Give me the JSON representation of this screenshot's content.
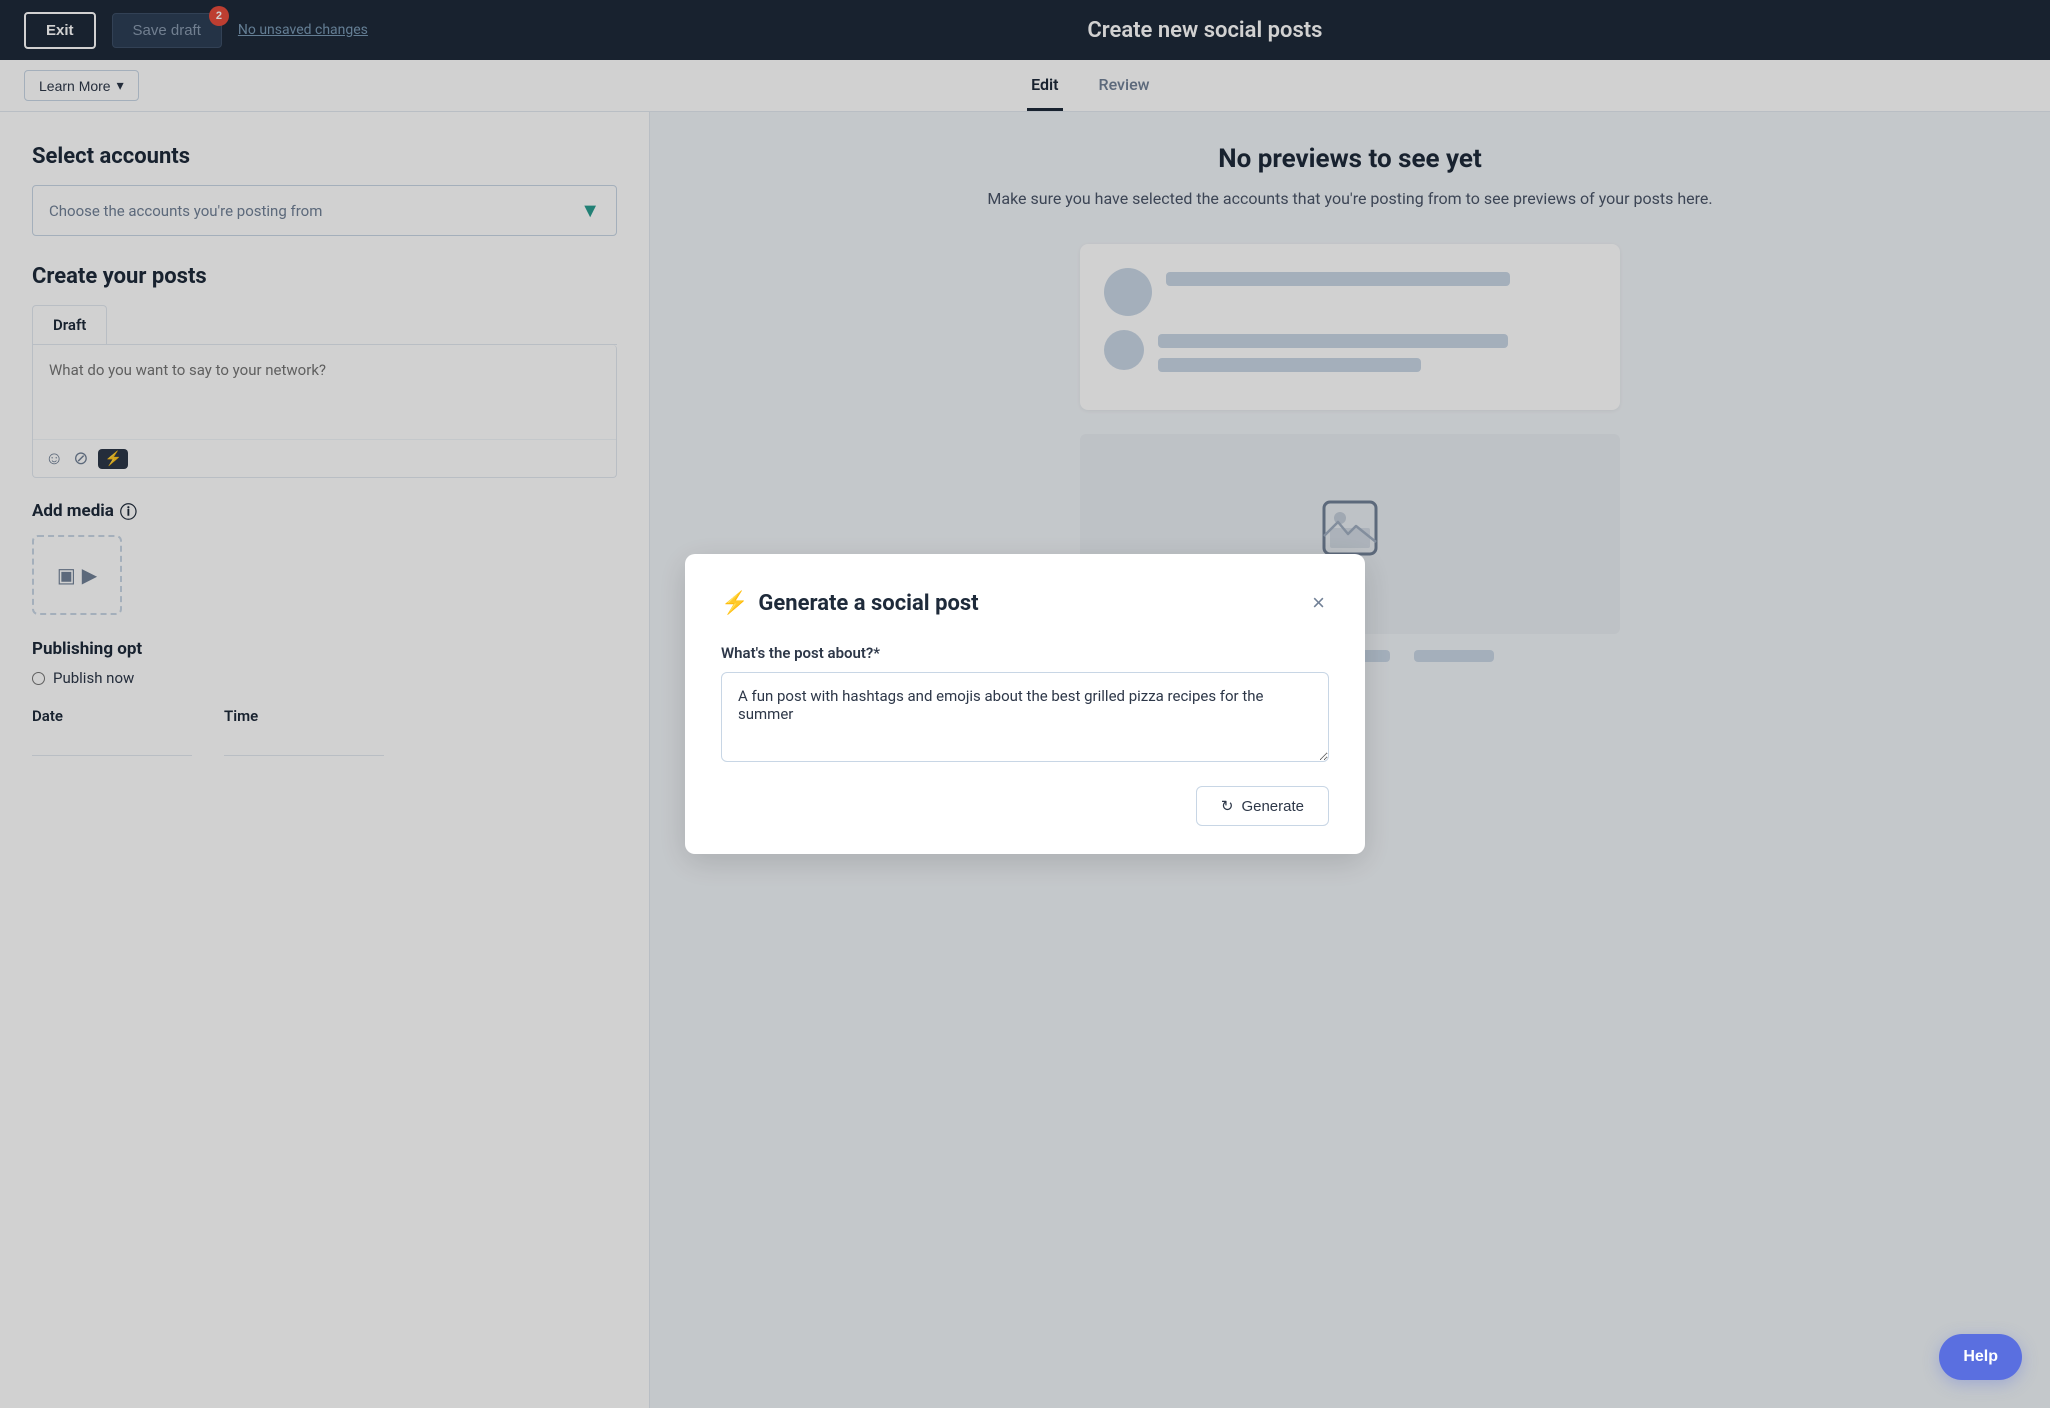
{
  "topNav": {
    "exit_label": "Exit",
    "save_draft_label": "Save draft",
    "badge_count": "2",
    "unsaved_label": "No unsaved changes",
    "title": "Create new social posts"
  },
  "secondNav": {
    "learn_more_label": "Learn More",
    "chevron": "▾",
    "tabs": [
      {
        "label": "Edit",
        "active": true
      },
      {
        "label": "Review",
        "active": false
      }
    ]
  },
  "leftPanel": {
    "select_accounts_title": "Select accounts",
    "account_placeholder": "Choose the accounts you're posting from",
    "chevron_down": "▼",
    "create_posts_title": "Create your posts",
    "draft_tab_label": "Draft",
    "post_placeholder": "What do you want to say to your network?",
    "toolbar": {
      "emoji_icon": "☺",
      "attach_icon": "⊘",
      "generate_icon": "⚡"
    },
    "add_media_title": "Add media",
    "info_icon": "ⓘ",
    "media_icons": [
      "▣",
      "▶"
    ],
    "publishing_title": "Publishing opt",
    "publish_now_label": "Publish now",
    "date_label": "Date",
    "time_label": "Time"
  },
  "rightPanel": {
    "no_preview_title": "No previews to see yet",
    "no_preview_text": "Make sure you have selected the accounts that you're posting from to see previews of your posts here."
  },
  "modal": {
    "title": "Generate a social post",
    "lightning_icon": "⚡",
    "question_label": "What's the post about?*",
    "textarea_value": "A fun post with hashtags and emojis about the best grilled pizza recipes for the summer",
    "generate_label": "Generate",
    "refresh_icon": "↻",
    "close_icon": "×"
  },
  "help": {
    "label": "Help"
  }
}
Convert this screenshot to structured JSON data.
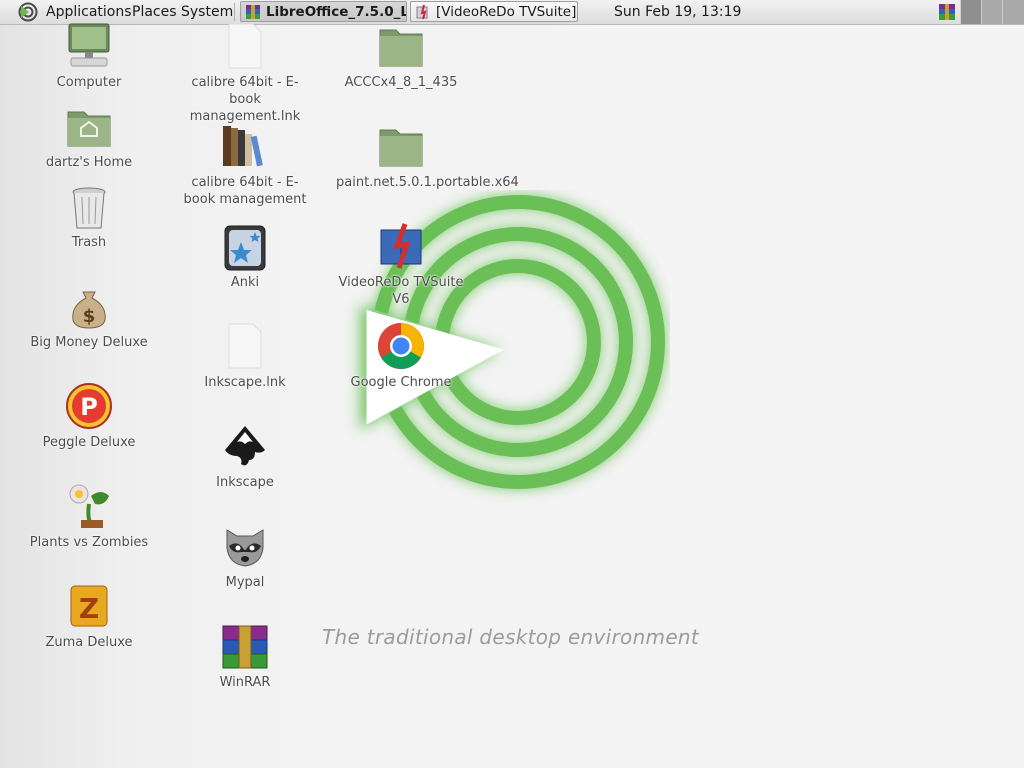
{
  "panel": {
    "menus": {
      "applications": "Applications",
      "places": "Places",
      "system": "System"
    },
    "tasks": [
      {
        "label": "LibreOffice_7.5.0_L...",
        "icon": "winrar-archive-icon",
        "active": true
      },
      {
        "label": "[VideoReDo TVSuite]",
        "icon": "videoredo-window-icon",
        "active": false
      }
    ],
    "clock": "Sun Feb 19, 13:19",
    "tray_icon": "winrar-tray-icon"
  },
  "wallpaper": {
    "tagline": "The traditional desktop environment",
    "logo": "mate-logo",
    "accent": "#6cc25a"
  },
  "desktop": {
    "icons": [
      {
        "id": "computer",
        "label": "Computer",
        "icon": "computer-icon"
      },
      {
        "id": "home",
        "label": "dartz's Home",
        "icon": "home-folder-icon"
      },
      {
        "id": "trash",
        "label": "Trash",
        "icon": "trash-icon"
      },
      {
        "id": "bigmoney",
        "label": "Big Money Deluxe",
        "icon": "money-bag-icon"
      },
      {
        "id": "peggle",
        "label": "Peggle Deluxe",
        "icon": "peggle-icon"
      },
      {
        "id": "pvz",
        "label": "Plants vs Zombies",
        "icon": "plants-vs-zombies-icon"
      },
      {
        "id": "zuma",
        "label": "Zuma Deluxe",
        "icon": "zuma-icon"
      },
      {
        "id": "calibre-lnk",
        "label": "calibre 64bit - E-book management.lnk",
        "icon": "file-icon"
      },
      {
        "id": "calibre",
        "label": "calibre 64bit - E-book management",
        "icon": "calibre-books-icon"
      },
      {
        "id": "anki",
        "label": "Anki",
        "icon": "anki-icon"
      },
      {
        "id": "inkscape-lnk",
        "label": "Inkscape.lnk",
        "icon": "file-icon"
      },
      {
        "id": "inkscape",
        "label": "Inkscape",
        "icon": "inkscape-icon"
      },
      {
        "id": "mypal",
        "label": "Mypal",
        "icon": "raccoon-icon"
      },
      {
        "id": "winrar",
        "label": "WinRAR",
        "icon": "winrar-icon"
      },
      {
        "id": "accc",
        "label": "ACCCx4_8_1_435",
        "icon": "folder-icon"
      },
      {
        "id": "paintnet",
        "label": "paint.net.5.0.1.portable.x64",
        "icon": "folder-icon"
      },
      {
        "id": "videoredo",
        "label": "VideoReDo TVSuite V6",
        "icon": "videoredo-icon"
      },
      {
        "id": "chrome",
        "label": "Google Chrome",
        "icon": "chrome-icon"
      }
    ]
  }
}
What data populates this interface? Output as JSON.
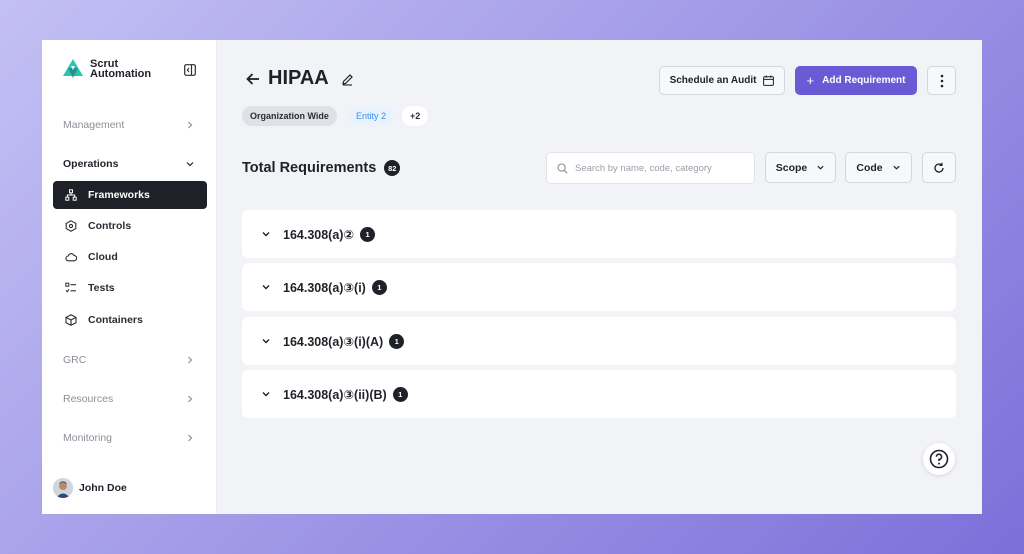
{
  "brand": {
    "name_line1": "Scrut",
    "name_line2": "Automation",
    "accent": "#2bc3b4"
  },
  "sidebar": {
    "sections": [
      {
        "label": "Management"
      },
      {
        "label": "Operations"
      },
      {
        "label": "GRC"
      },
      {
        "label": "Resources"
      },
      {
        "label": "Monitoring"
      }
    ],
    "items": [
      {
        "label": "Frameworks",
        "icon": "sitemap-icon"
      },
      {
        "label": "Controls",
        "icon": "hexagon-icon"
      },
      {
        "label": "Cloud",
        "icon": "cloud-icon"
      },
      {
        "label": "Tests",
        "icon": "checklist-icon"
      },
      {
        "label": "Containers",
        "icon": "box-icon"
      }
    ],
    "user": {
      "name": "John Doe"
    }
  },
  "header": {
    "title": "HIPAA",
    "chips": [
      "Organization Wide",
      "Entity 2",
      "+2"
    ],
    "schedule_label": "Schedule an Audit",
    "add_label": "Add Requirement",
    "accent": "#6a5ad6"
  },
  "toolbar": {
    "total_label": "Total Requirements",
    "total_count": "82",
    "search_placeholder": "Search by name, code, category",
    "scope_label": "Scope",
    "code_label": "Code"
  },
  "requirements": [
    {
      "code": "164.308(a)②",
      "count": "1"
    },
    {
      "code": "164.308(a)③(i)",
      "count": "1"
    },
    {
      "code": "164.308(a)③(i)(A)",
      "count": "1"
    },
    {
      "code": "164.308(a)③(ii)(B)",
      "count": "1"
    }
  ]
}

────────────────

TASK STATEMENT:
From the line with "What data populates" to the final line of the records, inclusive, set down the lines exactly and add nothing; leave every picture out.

ANSWER SPACE:
What data populates this interface? Output as JSON.
{
  "brand": {
    "name_line1": "Scrut",
    "name_line2": "Automation",
    "accent": "#2bc3b4"
  },
  "sidebar": {
    "sections": [
      {
        "label": "Management"
      },
      {
        "label": "Operations"
      },
      {
        "label": "GRC"
      },
      {
        "label": "Resources"
      },
      {
        "label": "Monitoring"
      }
    ],
    "items": [
      {
        "label": "Frameworks",
        "icon": "sitemap-icon"
      },
      {
        "label": "Controls",
        "icon": "hexagon-icon"
      },
      {
        "label": "Cloud",
        "icon": "cloud-icon"
      },
      {
        "label": "Tests",
        "icon": "checklist-icon"
      },
      {
        "label": "Containers",
        "icon": "box-icon"
      }
    ],
    "user": {
      "name": "John Doe"
    }
  },
  "header": {
    "title": "HIPAA",
    "chips": [
      "Organization Wide",
      "Entity 2",
      "+2"
    ],
    "schedule_label": "Schedule an Audit",
    "add_label": "Add Requirement",
    "accent": "#6a5ad6"
  },
  "toolbar": {
    "total_label": "Total Requirements",
    "total_count": "82",
    "search_placeholder": "Search by name, code, category",
    "scope_label": "Scope",
    "code_label": "Code"
  },
  "requirements": [
    {
      "code": "164.308(a)②",
      "count": "1"
    },
    {
      "code": "164.308(a)③(i)",
      "count": "1"
    },
    {
      "code": "164.308(a)③(i)(A)",
      "count": "1"
    },
    {
      "code": "164.308(a)③(ii)(B)",
      "count": "1"
    }
  ]
}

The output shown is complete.